> Requirement
Go through each line of the records below and count those with the word "language"; give only the total.

> Exercise data
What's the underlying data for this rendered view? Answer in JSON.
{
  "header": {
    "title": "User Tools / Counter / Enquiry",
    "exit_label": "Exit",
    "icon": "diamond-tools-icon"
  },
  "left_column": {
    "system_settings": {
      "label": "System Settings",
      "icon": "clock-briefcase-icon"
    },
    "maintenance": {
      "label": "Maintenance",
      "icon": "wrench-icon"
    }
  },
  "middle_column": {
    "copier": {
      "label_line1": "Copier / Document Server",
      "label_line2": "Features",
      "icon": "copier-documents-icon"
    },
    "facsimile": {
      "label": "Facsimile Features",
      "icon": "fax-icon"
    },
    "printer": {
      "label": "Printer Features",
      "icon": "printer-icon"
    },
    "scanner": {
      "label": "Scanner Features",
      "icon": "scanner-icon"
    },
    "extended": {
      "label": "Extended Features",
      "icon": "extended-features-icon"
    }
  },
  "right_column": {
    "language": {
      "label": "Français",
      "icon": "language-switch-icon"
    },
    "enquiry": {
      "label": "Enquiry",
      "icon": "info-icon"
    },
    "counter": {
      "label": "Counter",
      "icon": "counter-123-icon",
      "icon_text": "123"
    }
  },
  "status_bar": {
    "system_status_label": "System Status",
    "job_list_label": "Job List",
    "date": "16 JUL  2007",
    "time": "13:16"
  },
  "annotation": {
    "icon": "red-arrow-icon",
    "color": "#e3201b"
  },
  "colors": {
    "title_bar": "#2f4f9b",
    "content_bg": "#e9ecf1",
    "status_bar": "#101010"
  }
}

> Exercise response
2